**Work task:**
Among the records below, find the lines that contain "label" and copy each of them.

**Material for the task:**
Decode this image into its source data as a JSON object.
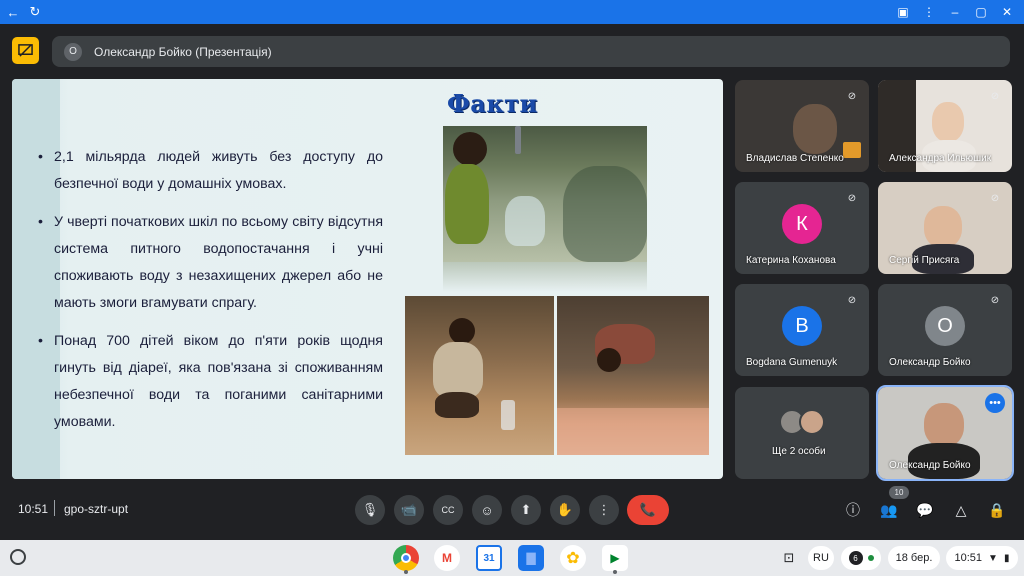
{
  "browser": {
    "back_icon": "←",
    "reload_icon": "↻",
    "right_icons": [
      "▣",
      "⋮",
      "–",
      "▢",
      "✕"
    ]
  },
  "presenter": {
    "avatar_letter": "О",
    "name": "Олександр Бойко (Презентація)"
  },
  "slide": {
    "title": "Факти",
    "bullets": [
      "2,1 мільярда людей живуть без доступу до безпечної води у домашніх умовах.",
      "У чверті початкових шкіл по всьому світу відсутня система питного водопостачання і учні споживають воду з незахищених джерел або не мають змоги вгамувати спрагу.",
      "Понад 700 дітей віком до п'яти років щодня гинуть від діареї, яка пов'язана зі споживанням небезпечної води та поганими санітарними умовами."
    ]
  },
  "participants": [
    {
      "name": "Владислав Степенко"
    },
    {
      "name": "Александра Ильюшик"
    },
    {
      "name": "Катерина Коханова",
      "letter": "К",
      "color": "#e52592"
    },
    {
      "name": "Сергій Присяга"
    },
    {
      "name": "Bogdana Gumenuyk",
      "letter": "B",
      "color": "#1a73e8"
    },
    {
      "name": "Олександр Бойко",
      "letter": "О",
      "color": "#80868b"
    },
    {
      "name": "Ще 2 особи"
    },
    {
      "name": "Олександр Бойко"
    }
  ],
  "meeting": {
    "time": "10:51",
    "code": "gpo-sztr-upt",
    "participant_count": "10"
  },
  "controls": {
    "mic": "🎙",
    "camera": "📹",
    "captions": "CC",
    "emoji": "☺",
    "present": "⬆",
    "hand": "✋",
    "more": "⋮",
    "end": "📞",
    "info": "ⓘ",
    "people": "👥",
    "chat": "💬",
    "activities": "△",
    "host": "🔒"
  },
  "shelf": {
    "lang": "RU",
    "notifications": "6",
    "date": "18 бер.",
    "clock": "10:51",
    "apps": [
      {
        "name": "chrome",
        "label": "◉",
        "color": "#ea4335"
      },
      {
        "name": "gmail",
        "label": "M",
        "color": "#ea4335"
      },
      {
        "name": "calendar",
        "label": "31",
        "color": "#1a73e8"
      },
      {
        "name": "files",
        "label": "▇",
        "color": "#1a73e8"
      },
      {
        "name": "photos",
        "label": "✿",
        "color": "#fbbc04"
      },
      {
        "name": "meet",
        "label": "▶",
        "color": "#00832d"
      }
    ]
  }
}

**Reply to the task:**
        "label": "◉",
        "label": "M",
        "label": "31",
        "label": "▇",
        "label": "✿",
        "label": "▶",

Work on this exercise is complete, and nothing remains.